What you have to do
Find every line in the material below with the string "desc" and state how many there are, with no other text.
------ Records for the task ------
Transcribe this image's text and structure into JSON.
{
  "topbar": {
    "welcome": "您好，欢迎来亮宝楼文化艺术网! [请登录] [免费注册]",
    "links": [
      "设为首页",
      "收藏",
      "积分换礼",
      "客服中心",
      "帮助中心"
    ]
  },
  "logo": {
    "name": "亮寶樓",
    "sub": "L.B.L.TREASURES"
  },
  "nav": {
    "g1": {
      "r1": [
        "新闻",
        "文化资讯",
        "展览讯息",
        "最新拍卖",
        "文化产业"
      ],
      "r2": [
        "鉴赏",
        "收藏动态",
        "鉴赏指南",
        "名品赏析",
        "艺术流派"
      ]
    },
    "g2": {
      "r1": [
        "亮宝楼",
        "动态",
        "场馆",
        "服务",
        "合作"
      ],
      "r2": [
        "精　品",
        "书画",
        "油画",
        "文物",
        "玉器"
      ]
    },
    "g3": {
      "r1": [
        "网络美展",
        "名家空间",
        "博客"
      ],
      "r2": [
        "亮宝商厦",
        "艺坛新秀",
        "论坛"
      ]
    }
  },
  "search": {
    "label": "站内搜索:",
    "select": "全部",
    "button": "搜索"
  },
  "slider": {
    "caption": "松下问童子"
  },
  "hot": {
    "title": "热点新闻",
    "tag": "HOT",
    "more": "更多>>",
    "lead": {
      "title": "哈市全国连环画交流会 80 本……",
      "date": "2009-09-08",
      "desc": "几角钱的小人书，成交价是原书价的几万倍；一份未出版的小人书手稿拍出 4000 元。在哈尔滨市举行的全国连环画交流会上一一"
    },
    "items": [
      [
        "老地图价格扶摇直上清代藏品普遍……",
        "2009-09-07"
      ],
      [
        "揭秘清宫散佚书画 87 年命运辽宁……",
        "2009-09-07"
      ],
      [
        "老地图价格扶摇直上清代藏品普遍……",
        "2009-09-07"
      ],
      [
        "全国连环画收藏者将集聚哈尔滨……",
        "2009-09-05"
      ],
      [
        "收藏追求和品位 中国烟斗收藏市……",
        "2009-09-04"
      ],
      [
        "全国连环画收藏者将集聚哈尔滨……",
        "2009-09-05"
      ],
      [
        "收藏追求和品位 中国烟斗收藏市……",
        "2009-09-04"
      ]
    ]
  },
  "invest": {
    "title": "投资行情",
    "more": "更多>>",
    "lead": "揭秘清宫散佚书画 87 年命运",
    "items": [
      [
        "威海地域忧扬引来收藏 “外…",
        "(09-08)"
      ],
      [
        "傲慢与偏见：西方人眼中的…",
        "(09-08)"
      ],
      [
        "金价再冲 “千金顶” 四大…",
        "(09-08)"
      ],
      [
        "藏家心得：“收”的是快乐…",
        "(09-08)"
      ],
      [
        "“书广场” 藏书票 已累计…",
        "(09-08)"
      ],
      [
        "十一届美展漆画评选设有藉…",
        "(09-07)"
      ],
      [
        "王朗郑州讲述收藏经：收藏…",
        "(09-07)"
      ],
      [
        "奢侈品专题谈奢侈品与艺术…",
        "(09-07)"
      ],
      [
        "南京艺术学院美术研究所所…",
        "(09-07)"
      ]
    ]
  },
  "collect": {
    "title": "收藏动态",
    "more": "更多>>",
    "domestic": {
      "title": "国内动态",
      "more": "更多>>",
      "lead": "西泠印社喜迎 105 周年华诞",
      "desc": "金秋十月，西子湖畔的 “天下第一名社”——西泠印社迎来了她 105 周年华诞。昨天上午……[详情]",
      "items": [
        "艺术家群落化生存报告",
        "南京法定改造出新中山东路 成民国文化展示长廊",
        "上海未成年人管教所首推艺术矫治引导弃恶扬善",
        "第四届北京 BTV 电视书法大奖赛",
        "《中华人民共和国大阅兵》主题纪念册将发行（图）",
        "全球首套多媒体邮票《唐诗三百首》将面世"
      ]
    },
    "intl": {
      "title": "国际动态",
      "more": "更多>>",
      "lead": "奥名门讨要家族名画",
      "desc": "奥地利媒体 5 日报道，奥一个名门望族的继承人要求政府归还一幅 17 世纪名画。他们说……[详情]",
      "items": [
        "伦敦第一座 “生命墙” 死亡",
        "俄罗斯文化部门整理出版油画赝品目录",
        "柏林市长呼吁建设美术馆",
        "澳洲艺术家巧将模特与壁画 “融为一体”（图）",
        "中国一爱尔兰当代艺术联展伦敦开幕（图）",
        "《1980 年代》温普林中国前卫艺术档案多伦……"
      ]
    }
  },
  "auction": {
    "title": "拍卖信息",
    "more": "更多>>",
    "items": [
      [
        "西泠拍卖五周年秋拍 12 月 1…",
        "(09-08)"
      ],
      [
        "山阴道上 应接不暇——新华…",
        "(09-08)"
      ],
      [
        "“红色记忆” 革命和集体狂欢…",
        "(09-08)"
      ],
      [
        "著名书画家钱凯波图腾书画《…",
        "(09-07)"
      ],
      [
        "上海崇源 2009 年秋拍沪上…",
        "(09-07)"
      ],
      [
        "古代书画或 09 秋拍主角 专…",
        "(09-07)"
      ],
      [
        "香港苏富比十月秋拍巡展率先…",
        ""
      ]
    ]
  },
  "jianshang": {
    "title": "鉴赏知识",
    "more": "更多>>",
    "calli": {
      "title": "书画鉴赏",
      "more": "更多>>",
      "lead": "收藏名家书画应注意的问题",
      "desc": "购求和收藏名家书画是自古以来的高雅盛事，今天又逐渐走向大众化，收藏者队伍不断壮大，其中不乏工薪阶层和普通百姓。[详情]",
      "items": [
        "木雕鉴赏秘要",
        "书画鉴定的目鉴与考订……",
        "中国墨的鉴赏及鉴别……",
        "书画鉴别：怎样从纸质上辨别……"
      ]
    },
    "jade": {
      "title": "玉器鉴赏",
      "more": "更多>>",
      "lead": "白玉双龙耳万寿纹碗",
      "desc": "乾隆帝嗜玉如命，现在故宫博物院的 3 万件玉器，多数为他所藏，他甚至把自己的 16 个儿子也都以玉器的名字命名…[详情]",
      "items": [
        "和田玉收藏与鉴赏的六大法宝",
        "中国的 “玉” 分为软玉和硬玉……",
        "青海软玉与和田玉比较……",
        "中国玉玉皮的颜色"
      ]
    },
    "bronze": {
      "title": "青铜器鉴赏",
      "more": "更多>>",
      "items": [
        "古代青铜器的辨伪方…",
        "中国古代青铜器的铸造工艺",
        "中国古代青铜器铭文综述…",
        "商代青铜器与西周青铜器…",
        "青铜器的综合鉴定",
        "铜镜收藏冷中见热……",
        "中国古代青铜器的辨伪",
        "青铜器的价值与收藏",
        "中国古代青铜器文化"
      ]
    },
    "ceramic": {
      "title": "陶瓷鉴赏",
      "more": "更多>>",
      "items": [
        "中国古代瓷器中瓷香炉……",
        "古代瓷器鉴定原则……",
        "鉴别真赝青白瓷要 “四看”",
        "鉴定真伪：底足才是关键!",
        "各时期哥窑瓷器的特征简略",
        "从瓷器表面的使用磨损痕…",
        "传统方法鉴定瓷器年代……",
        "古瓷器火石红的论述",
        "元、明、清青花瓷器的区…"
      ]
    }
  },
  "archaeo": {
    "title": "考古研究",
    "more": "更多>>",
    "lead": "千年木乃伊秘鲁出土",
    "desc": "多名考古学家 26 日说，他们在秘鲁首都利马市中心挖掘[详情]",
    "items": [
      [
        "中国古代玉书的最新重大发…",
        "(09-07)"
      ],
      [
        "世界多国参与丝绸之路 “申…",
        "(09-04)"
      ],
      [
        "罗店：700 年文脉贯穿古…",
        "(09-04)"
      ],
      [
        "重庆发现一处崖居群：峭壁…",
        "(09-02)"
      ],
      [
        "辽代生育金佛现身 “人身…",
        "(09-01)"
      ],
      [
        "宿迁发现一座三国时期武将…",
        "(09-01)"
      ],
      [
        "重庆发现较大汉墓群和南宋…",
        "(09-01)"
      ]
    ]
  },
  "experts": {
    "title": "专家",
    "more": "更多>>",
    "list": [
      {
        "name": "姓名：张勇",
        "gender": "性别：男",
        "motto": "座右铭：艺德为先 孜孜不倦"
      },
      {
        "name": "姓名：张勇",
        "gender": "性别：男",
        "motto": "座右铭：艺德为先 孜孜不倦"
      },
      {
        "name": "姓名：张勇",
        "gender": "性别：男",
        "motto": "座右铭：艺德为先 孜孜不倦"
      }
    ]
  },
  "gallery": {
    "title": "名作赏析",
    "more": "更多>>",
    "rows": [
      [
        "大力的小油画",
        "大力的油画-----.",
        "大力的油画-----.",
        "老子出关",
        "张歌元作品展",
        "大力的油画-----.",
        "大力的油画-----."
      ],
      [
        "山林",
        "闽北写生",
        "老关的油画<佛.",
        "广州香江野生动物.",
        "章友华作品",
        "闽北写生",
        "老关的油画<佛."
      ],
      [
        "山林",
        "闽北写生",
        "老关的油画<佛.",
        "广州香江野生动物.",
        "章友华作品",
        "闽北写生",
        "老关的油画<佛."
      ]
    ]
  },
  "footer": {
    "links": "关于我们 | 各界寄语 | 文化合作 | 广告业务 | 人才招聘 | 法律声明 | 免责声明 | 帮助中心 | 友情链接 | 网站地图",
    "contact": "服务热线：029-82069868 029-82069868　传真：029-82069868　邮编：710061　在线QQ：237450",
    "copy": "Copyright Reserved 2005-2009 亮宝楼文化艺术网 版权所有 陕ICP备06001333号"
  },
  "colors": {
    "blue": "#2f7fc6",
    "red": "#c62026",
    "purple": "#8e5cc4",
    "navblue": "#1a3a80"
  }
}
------
Output for this exercise
6